→ Instructions for the task:
Copy the listing below exactly, but skip the pictures.

[[ Exercise material open ]]

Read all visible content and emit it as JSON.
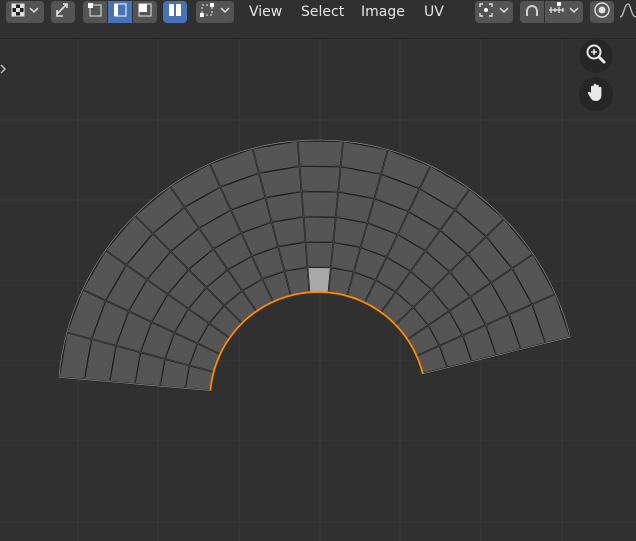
{
  "header": {
    "editor_type_icon": "uv-editor-checker-icon",
    "sync_selection_icon": "sync-selection-arrows-icon",
    "select_modes": [
      "vertex-select-mode-icon",
      "edge-select-mode-icon",
      "face-select-mode-icon"
    ],
    "island_mode_icon": "island-select-icon",
    "sticky_select_icon": "sticky-selection-icon",
    "menus": {
      "view": "View",
      "select": "Select",
      "image": "Image",
      "uv": "UV"
    },
    "pivot_icon": "pivot-point-icon",
    "snap_icon": "snap-magnet-icon",
    "snap_target_icon": "snap-increment-icon",
    "proportional_icon": "proportional-editing-icon",
    "falloff_icon": "falloff-curve-icon"
  },
  "viewport": {
    "zoom_icon": "zoom-in-icon",
    "pan_icon": "hand-pan-icon",
    "sidebar_toggle_icon": "sidebar-arrow-icon"
  },
  "colors": {
    "background": "#303030",
    "grid": "#3a3a3a",
    "face_fill": "#555555",
    "face_selected": "#a8a8a8",
    "edge": "#1e1e1e",
    "edge_outer": "#a6a6a6",
    "seam_selected": "#ff8c00",
    "active_blue": "#4772b3"
  },
  "uv_mesh": {
    "ring_count": 6,
    "segment_count": 16,
    "selected_face": {
      "ring": 0,
      "segment": 8
    }
  }
}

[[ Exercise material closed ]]

→ Solution to this problem:
Read all visible content and emit it as JSON.
{
  "header": {
    "editor_type_icon": "uv-editor-checker-icon",
    "sync_selection_icon": "sync-selection-arrows-icon",
    "select_modes": [
      "vertex-select-mode-icon",
      "edge-select-mode-icon",
      "face-select-mode-icon"
    ],
    "island_mode_icon": "island-select-icon",
    "sticky_select_icon": "sticky-selection-icon",
    "menus": {
      "view": "View",
      "select": "Select",
      "image": "Image",
      "uv": "UV"
    },
    "pivot_icon": "pivot-point-icon",
    "snap_icon": "snap-magnet-icon",
    "snap_target_icon": "snap-increment-icon",
    "proportional_icon": "proportional-editing-icon",
    "falloff_icon": "falloff-curve-icon"
  },
  "viewport": {
    "zoom_icon": "zoom-in-icon",
    "pan_icon": "hand-pan-icon",
    "sidebar_toggle_icon": "sidebar-arrow-icon"
  },
  "colors": {
    "background": "#303030",
    "grid": "#3a3a3a",
    "face_fill": "#555555",
    "face_selected": "#a8a8a8",
    "edge": "#1e1e1e",
    "edge_outer": "#a6a6a6",
    "seam_selected": "#ff8c00",
    "active_blue": "#4772b3"
  },
  "uv_mesh": {
    "ring_count": 6,
    "segment_count": 16,
    "selected_face": {
      "ring": 0,
      "segment": 8
    }
  }
}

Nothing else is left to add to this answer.